▶ [DATASET ENTRIES]:
"""
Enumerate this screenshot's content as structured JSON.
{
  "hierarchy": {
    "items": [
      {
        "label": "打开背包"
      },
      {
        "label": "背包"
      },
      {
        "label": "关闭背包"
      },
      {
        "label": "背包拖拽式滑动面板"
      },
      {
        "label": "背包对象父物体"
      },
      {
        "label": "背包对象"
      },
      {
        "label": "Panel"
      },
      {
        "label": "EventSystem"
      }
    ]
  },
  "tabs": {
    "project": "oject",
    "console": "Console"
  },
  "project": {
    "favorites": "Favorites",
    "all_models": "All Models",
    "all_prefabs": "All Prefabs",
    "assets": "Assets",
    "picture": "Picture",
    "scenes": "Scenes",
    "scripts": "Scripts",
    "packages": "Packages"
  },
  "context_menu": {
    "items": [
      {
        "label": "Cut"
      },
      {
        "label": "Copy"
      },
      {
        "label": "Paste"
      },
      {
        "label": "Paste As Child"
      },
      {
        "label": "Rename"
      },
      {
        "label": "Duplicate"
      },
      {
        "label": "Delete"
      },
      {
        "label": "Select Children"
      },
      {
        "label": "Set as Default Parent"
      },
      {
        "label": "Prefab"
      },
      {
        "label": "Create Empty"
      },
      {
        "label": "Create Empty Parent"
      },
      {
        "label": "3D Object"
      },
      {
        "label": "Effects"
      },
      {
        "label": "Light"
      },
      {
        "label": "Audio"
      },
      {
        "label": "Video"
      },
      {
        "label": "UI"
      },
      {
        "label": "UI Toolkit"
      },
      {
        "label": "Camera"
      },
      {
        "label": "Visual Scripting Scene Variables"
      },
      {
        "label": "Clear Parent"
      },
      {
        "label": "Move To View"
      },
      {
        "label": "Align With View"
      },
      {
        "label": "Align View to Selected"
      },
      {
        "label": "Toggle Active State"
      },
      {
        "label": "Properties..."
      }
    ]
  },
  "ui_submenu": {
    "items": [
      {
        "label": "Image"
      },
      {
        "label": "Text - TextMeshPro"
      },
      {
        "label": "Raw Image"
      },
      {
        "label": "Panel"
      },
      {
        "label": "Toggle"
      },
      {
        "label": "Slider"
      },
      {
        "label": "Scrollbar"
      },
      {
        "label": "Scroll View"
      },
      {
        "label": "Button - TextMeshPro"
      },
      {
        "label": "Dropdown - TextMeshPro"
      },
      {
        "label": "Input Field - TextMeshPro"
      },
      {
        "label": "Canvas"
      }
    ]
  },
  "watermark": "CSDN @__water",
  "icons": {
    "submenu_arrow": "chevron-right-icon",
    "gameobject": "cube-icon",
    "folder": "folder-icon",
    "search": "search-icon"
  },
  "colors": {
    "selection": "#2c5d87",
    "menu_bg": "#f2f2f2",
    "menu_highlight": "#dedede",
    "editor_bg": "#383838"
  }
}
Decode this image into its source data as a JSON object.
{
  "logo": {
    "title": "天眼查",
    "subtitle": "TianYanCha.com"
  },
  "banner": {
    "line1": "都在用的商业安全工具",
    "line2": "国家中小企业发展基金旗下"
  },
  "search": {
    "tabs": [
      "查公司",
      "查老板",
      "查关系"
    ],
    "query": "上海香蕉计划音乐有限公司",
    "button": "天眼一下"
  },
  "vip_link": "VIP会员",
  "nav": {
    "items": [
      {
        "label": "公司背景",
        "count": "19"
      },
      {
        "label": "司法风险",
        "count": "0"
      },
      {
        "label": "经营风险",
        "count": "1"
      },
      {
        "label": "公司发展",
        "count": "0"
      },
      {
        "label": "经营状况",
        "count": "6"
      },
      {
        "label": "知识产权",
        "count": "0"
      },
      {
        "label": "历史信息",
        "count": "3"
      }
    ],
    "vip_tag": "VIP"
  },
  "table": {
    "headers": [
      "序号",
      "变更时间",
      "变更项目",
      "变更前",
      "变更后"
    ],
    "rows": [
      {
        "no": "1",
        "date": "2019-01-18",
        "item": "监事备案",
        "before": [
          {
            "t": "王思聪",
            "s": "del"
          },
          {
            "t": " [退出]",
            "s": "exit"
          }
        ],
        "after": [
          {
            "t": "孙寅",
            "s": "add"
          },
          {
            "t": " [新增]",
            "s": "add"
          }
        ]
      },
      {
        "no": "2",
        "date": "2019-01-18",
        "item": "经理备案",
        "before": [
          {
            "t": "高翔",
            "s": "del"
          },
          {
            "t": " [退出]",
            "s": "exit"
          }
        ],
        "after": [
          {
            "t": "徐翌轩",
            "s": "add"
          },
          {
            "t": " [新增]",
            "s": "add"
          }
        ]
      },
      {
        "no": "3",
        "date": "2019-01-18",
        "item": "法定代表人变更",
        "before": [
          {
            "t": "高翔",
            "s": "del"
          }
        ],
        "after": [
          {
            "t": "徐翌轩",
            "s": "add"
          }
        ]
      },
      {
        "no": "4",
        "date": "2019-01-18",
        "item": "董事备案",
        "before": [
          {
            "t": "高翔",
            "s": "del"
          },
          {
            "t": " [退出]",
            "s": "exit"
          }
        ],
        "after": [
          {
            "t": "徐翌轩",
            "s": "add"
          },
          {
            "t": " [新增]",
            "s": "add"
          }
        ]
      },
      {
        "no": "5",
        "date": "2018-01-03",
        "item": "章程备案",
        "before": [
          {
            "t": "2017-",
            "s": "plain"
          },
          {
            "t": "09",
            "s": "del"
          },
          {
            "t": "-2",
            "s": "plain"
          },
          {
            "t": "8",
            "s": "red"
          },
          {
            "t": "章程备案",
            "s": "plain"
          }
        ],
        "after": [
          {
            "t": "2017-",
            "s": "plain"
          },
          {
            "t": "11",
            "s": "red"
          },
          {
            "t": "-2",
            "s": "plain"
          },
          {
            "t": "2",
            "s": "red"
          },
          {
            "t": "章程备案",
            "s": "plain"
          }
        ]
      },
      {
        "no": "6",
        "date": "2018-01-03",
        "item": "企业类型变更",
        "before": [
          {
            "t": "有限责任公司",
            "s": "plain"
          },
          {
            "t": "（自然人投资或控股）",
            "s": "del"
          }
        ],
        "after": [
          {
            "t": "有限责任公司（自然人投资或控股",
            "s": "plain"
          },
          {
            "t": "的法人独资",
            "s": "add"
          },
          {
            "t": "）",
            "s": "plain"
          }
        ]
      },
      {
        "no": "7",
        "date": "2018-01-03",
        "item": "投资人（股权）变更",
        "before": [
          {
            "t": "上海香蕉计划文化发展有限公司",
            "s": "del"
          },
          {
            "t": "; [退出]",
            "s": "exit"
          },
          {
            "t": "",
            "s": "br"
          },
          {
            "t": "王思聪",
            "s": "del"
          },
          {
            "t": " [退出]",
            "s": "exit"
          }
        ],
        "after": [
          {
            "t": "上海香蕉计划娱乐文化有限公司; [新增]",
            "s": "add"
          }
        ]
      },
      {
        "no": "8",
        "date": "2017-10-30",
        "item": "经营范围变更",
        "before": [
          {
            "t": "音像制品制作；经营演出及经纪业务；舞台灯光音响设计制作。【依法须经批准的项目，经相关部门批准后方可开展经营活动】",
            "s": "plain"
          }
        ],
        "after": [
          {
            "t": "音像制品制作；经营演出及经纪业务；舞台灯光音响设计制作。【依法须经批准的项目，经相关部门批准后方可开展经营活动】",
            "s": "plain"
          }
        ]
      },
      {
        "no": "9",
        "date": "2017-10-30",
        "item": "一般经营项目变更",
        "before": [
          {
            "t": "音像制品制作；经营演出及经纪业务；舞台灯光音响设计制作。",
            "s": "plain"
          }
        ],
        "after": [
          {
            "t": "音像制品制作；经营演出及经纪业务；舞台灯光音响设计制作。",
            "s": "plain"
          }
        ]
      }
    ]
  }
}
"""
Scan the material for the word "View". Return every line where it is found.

        "label": "Move To View"
        "label": "Align With View"
        "label": "Align View to Selected"
        "label": "Scroll View"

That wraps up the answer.